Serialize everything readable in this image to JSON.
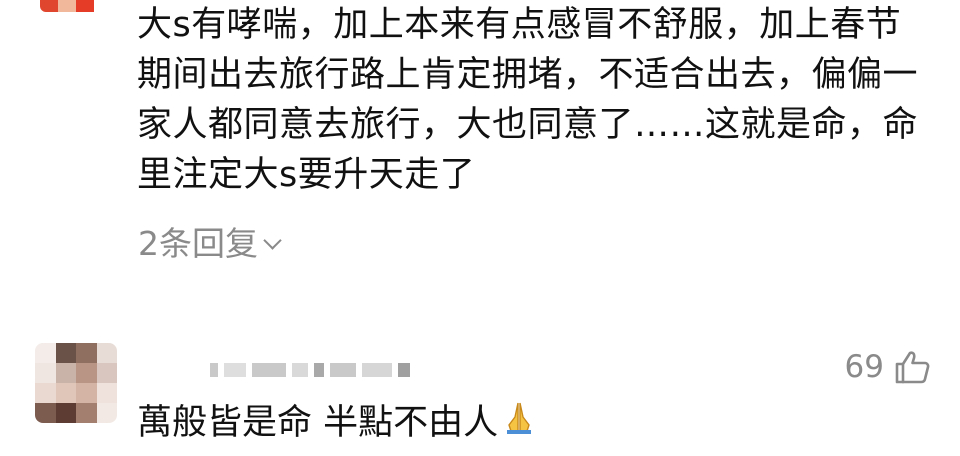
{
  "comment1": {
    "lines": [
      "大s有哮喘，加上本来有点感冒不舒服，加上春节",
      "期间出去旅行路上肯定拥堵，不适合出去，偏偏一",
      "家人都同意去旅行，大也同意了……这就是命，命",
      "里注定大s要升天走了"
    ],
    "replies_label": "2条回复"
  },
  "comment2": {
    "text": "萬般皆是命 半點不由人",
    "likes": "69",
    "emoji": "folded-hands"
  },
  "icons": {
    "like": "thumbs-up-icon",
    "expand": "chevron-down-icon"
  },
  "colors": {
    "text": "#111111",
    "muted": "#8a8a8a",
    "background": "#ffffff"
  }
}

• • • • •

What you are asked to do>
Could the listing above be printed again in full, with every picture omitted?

Result of the task>
Serialize everything readable in this image to JSON.
{
  "comment1": {
    "lines": [
      "大s有哮喘，加上本来有点感冒不舒服，加上春节",
      "期间出去旅行路上肯定拥堵，不适合出去，偏偏一",
      "家人都同意去旅行，大也同意了……这就是命，命",
      "里注定大s要升天走了"
    ],
    "replies_label": "2条回复"
  },
  "comment2": {
    "text": "萬般皆是命 半點不由人",
    "likes": "69",
    "emoji": "folded-hands"
  },
  "icons": {
    "like": "thumbs-up-icon",
    "expand": "chevron-down-icon"
  },
  "colors": {
    "text": "#111111",
    "muted": "#8a8a8a",
    "background": "#ffffff"
  }
}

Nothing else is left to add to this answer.